He was one of the most unintentionally hilarious roommates you can possibly imagine. I’d come home from work and hear The Rolling Stones’ Exile on Main Street blasting from his room with the door closed along with thundering banging noises, and I knew exactly what was going on in there: No - it’s not what you’re thinking. He was alone. And lip-syncing into a hair brush while dancing in the mirror.
This was happening once while we had a friend over and he didn’t believe me. I cracked the door and let him peek, and there was Mitch Jagger box-stepping like a goddamn champ to Sweet Black Angel with full body theatrics. I shut the cracked door and we looked at each other and simulatenously said the same thing: Mitchell is awesome.
He was a classic chick magnet. When we’d go out in Chicago all we had to do was stand near him and wait for girls to approach, then start talking to the ones he couldn’t handle. He learned early on that was the right way to go about things after discovering that when he approached women he wasn’t quite as successful.
One night at Kelsey’s on Lincoln Ave we were hanging out when he saw a girl he was interested in talking to. She was eating popcorn out of one of those little paper bowls - alone - and he made his move. He walked right up to her and said, “uhhhh…can I have some popcorn?” (Probably not the line that I would have used, but I had to work harder than he did).
She glared at him like he had said something outragous, and pointed across the bar to the popcorn machine with an exaggerated motion. “Go get some of your ow-wn!” she sneered, with excessive rudeness. Mitchy looked over at us, as we were well within earshot, and smiled - for only a split-second.
He then dunked his giant mitt of a hand into her popcorn and grabbed 95% of what was there and shoved it into his face, with only about half of it going into his mouth. The rest fell down on his shoulders, down the front of his chest and onto the floor. “Thanks,” he said, flatly, “you can get more over there.” He then mimicked her exaggerated motion and pointed at the popcorn machine.
The only people laughing harder than we were in the bar were some other girls who had witnessed the whole exchange, and they immediately approached him. And that night, Mitchy became self-aware. Once he got his teeth fixed, he was damn near Adonis. He even began to smile in public.
I’m still in the phase where I’m having a hard time believing that he’s gone. Though we live in separate states he was always good for a random text, email or voicemail. He always asked about things, my wife, kids, whatever - not just because you’re supposed to but because he actually wanted to know.
I hope his family fully realizes how much he loved them. I hope his friends realize how much he loved them, despite what that hulking exterior often showed non-verbally. Mitchy was one of the most loyal, caring friends I’ve ever had, even though we could not have been more different than each other.

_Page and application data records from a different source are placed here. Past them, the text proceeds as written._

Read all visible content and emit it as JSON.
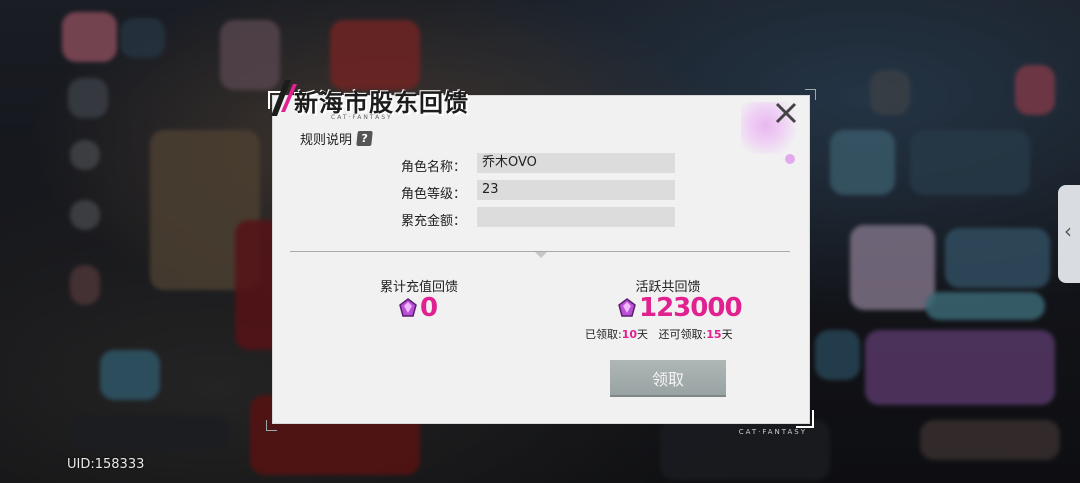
{
  "uid": "UID:158333",
  "side_tab_glyph": "‹",
  "dialog": {
    "title": "新海市股东回馈",
    "subtitle": "CAT·FANTASY",
    "brand": "CAT·FANTASY",
    "rules_label": "规则说明",
    "rules_icon_glyph": "?",
    "fields": [
      {
        "label": "角色名称：",
        "value": "乔木OVO"
      },
      {
        "label": "角色等级：",
        "value": "23"
      },
      {
        "label": "累充金额：",
        "value": ""
      }
    ],
    "recharge": {
      "title": "累计充值回馈",
      "amount": "0"
    },
    "active": {
      "title": "活跃共回馈",
      "amount": "123000",
      "claimed_prefix": "已领取:",
      "claimed_days": "10",
      "claimed_suffix": "天",
      "remain_prefix": "还可领取:",
      "remain_days": "15",
      "remain_suffix": "天"
    },
    "claim_button": "领取"
  },
  "colors": {
    "accent_pink": "#e1218f",
    "dialog_bg": "#f1f1f1",
    "button_grey": "#a3abab"
  },
  "icons": [
    "close-icon",
    "question-icon",
    "gem-icon",
    "side-arrow-icon"
  ]
}
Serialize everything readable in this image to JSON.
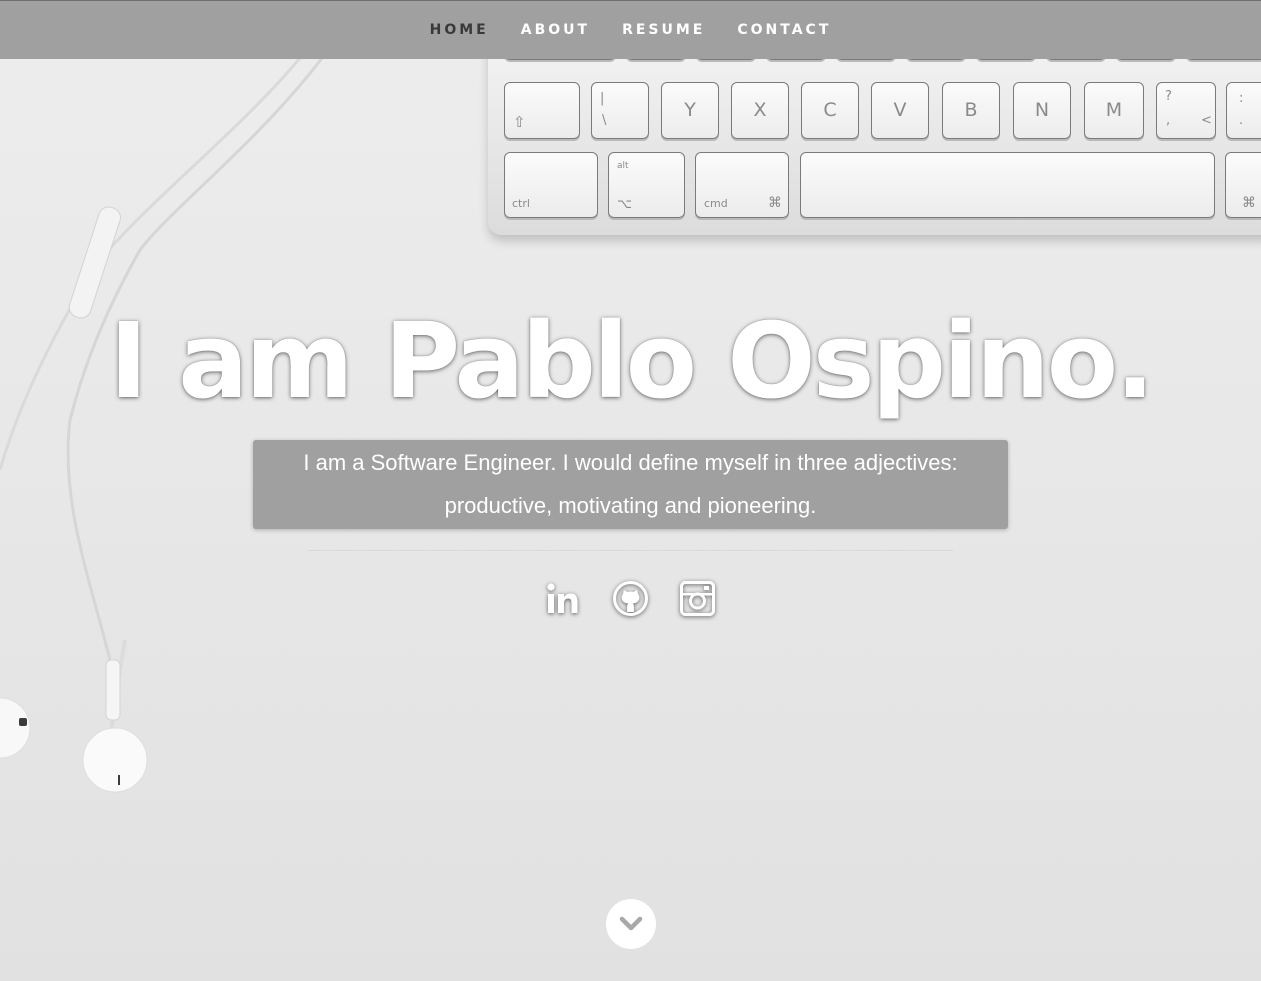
{
  "nav": {
    "items": [
      {
        "label": "HOME",
        "active": true
      },
      {
        "label": "ABOUT",
        "active": false
      },
      {
        "label": "RESUME",
        "active": false
      },
      {
        "label": "CONTACT",
        "active": false
      }
    ]
  },
  "hero": {
    "headline": "I am Pablo Ospino.",
    "intro_line1": "I am a Software Engineer. I would define myself in three adjectives:",
    "intro_line2": "productive, motivating and pioneering."
  },
  "socials": [
    {
      "icon": "linkedin-icon"
    },
    {
      "icon": "github-icon"
    },
    {
      "icon": "instagram-icon"
    }
  ],
  "scroll_icon": "chevron-down-icon",
  "keyboard_keys": {
    "row1": [
      "Y",
      "X",
      "C",
      "V",
      "B",
      "N",
      "M"
    ],
    "shift_symbol": "⇧",
    "pipe_top": "|",
    "pipe_bottom": "\\",
    "question_top": "?",
    "comma": ",",
    "lt": "<",
    "colon_top": ":",
    "period": ".",
    "ctrl": "ctrl",
    "alt": "alt",
    "option_symbol": "⌥",
    "cmd": "cmd",
    "cmd_symbol": "⌘"
  },
  "colors": {
    "nav_bg": "#a0a0a0",
    "nav_active": "#3a3a3a",
    "nav_link": "#ffffff",
    "intro_bg": "#a0a0a0"
  }
}
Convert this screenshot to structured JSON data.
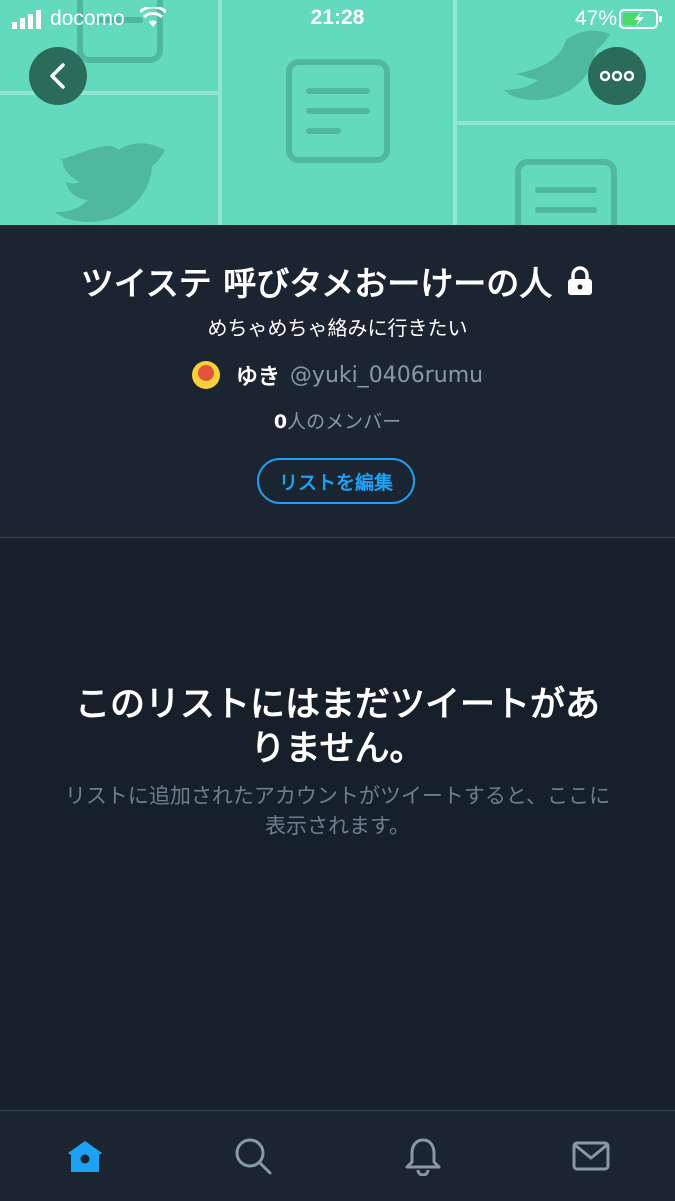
{
  "status_bar": {
    "carrier": "docomo",
    "time": "21:28",
    "battery": "47%"
  },
  "list": {
    "title": "ツイステ 呼びタメおーけーの人",
    "description": "めちゃめちゃ絡みに行きたい",
    "owner_name": "ゆき",
    "owner_handle": "@yuki_0406rumu",
    "member_count": "0",
    "member_suffix": "人のメンバー",
    "edit_button": "リストを編集"
  },
  "empty_state": {
    "title": "このリストにはまだツイートがありません。",
    "subtitle": "リストに追加されたアカウントがツイートすると、ここに表示されます。"
  },
  "tabs": [
    {
      "icon": "home-icon",
      "active": true
    },
    {
      "icon": "search-icon",
      "active": false
    },
    {
      "icon": "bell-icon",
      "active": false
    },
    {
      "icon": "mail-icon",
      "active": false
    }
  ],
  "colors": {
    "banner": "#63d9bd",
    "accent": "#1da1f2",
    "background": "#15202b",
    "panel": "#1b2431"
  }
}
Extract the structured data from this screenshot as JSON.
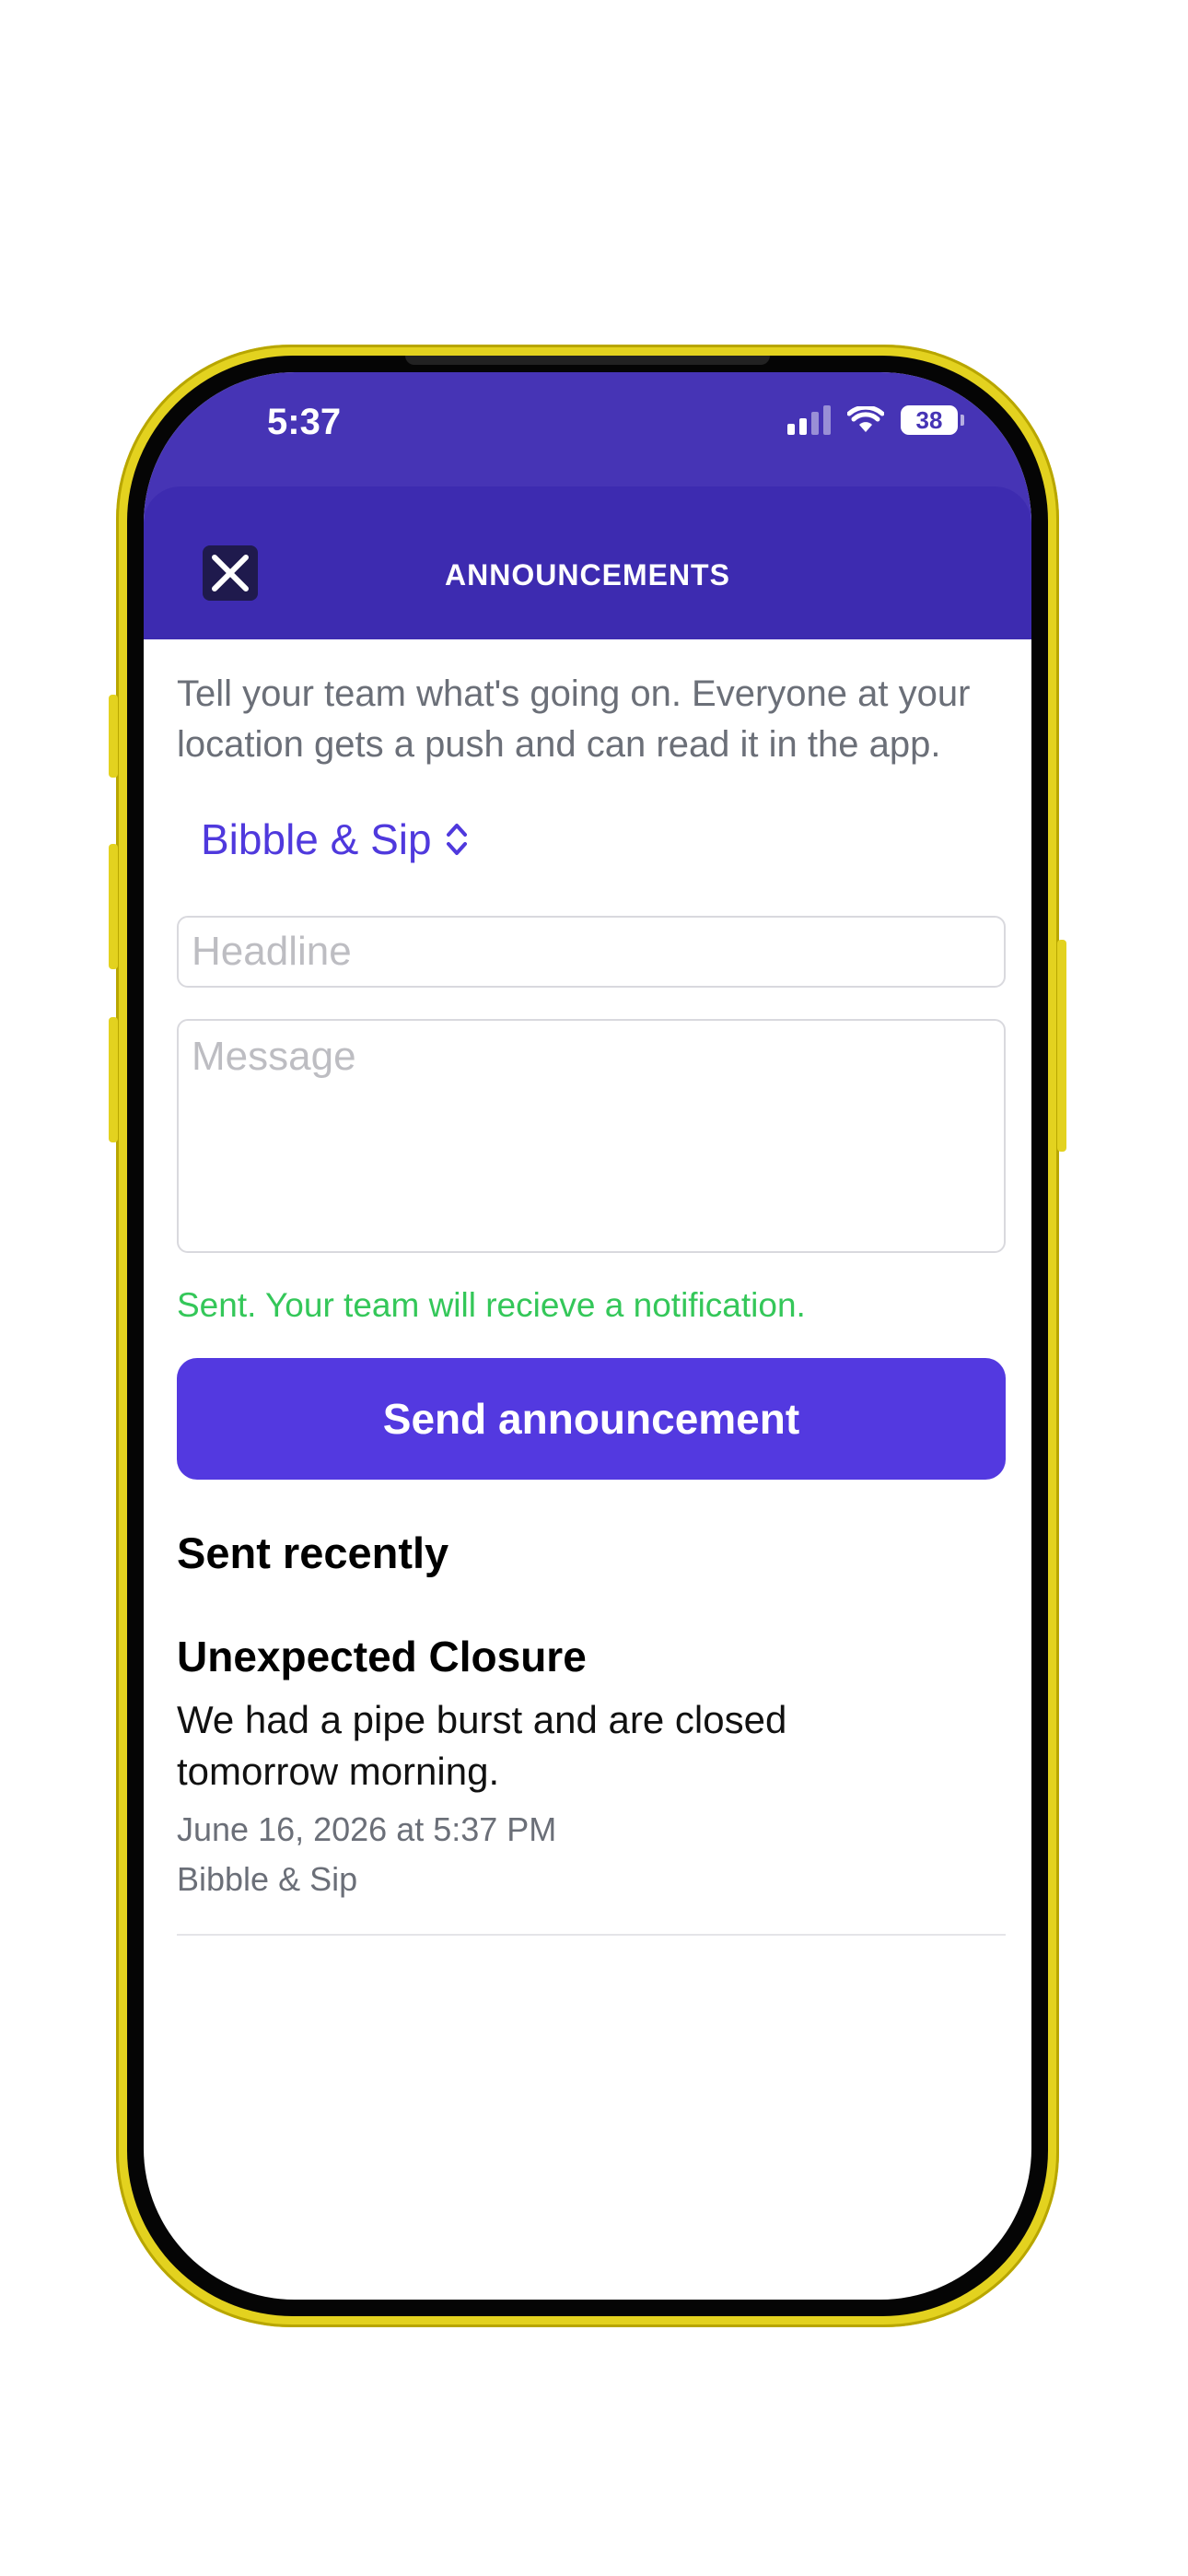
{
  "status_bar": {
    "time": "5:37",
    "battery": "38"
  },
  "header": {
    "title": "ANNOUNCEMENTS"
  },
  "compose": {
    "intro": "Tell your team what's going on. Everyone at your location gets a push and can read it in the app.",
    "location": "Bibble & Sip",
    "headline_placeholder": "Headline",
    "headline_value": "",
    "message_placeholder": "Message",
    "message_value": "",
    "success_message": "Sent. Your team will recieve a notification.",
    "send_label": "Send announcement"
  },
  "recent": {
    "heading": "Sent recently",
    "items": [
      {
        "title": "Unexpected Closure",
        "body": "We had a pipe burst and are closed tomorrow morning.",
        "date": "June 16, 2026 at 5:37 PM",
        "location": "Bibble & Sip"
      }
    ]
  },
  "colors": {
    "header": "#3d2bb0",
    "accent": "#5339e0",
    "success": "#34c759",
    "phone_frame": "#e3d21f"
  }
}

I know he never wanted to show pain or weakness, and he probably wouldn’t handle sympathy all that well either.
The unselfish part of me is glad that he is no longer suffering, even though he was so good at it for much of his life, with some of his other health problems he didn’t like to talk about (that are impossible to hide from a roommate in a tiny Chicago apartment). The selfish part of me wishes he was still suffering, because he’d still be around, in pain but content. Side Three of Exile: I Just Want to See His Face.
Mitchy will always be lip-syncing in my memories, he’ll always be happy on the inside and he’ll always be exactly like I am right now: Not smiling.